Evaluating the Effectiveness of the Western Cape Liquor Act in Khayelitsha

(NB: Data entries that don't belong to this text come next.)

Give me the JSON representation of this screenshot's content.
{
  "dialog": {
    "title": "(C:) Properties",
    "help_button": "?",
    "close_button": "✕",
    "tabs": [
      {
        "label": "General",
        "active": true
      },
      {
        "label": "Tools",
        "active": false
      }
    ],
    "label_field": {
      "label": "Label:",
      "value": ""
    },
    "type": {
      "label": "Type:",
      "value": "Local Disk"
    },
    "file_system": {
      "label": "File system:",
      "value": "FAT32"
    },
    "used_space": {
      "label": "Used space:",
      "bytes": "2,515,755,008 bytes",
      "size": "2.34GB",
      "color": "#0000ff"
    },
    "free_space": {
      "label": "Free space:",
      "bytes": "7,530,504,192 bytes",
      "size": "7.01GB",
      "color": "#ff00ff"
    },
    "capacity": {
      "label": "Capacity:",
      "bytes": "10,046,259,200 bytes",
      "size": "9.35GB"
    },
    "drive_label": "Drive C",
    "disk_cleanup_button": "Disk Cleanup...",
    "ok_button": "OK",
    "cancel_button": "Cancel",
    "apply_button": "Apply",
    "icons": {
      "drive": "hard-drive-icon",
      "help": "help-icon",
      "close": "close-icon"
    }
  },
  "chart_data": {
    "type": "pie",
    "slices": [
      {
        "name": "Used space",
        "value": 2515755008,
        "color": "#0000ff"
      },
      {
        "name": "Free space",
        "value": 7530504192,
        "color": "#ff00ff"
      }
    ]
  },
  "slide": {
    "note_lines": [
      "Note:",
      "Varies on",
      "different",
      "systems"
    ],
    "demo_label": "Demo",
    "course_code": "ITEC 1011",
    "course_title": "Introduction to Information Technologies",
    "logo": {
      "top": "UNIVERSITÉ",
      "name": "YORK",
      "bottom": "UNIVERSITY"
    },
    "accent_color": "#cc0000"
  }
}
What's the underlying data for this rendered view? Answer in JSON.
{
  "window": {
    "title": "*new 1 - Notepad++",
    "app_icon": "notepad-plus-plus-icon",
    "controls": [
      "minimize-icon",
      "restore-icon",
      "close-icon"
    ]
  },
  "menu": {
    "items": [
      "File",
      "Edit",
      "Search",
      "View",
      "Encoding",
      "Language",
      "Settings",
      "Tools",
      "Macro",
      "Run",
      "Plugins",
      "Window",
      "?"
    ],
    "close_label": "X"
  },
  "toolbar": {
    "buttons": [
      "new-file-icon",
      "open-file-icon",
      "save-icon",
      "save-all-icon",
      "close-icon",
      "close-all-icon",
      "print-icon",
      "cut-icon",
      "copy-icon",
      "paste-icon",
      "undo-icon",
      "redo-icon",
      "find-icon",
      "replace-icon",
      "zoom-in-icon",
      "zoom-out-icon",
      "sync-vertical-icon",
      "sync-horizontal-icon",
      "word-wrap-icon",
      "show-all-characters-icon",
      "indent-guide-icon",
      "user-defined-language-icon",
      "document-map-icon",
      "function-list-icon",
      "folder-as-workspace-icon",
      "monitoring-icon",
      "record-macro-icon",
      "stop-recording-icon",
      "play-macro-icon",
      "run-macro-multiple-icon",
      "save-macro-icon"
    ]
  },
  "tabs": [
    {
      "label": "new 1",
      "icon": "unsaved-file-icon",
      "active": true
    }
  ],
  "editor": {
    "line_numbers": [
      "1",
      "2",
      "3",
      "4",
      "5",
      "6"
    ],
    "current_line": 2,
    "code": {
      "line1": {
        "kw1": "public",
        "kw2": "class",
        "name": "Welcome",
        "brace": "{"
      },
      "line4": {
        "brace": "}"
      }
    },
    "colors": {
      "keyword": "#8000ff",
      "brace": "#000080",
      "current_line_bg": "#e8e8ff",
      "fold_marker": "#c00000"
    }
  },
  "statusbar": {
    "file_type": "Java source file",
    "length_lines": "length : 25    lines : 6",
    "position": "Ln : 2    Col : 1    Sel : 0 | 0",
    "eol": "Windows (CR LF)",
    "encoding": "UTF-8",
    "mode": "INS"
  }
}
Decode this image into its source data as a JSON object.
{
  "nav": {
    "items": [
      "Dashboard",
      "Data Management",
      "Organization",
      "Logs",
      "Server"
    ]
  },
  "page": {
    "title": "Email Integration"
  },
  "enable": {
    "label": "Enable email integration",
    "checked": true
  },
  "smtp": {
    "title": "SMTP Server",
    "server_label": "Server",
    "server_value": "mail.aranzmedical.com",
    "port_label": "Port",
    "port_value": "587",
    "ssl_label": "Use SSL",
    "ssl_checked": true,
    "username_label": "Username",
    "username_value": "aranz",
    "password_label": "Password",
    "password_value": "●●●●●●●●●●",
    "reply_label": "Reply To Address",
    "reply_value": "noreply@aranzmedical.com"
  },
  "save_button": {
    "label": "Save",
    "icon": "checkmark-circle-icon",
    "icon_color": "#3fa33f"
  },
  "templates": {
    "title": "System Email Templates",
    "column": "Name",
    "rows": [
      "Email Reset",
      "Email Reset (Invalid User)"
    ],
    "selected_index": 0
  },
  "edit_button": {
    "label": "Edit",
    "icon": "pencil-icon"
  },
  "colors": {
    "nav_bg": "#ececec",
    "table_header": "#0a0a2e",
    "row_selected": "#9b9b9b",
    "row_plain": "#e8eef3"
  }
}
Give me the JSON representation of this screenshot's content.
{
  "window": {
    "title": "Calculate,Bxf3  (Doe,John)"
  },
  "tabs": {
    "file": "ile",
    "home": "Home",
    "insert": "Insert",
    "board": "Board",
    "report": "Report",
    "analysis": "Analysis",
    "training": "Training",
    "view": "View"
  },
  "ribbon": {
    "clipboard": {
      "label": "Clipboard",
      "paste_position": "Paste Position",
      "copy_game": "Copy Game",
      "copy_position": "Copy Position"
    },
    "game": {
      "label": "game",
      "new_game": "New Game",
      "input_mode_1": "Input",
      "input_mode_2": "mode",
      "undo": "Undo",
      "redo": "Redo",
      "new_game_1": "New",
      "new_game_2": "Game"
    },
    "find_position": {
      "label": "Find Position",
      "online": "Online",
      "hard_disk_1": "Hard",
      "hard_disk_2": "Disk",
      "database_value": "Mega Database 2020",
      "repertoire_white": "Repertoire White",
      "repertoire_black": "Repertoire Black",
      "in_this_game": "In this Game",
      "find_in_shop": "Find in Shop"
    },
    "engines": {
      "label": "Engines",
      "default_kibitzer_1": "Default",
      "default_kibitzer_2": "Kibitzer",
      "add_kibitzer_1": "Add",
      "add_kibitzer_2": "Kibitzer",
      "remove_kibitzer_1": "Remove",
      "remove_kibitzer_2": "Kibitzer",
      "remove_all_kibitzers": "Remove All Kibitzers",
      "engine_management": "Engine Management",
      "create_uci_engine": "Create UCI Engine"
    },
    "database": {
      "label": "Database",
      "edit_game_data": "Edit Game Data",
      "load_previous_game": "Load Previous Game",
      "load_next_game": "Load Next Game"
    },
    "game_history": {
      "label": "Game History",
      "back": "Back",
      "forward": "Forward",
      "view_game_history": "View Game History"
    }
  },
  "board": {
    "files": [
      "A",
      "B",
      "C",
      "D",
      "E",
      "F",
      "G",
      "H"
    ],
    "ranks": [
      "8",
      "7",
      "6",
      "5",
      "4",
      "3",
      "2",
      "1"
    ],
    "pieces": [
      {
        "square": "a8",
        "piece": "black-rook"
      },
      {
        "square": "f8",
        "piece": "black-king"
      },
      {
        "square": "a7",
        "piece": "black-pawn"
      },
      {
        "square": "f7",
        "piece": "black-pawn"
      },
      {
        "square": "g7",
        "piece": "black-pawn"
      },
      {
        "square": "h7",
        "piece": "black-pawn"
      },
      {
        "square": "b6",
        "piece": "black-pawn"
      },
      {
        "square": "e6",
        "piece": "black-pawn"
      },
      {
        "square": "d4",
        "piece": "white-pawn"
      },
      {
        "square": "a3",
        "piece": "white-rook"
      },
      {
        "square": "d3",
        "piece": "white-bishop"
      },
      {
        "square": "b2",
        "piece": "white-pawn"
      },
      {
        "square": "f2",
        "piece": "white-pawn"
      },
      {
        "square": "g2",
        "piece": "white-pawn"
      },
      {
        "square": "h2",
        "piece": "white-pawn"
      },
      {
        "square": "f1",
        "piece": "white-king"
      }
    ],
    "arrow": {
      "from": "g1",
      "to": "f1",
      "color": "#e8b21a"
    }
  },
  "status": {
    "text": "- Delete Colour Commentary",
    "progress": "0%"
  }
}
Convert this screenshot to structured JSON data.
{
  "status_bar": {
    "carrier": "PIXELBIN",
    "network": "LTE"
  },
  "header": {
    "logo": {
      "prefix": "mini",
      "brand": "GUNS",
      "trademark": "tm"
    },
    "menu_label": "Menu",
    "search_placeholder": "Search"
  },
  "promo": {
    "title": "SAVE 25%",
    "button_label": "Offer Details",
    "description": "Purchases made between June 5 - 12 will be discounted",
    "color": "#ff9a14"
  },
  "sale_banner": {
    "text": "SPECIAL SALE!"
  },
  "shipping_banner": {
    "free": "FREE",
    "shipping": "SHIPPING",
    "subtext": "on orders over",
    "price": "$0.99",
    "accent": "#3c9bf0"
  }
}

Alcohol is one of the key risk factors for the exceptionally high levels of interpersonal violence in South Africa's Western Cape Province. It is also an important contributor to disease. Reducing access to alcohol is one of several strategies recommended for lowering alcohol-related harm; it has been identified as a suitable intervention in poorer areas where sales are largely unregulated. The Western Cape Liquor Act was implemented in Khayelitsha, the province's largest township, with the aim of reducing access to alcohol by limiting trading times for both on- and off-license premises. Several other interventions underway may also affect alcohol availability, including localized policing interventions around closing times, the clustering of alcohol outlets, a safe tavern program, and ongoing engagement with affected communities to address high-risk crime zones. However, no comprehensive strategy to evaluate the impact of these measures is currently in place. This study will examine the intervention in Khayelitsha in order to assess whether physical interventions (such as the relocation of outlets), social (including legislation), or economic (which are being implemented more broadly and not directed specifically at alcohol) are effective in reducing access to alcohol. It will also assess which combination of interventions is most effective, and whether reduced access leads to lower alcohol-related harm in the township. Using various data sources to measure the direct and indirect impacts of alcohol access reduction, as well as the extent of various interventions, the study will document critical success factors and obstacles to putting interventions in place. The research findings may motivate other South African provinces to invest in similar strategies.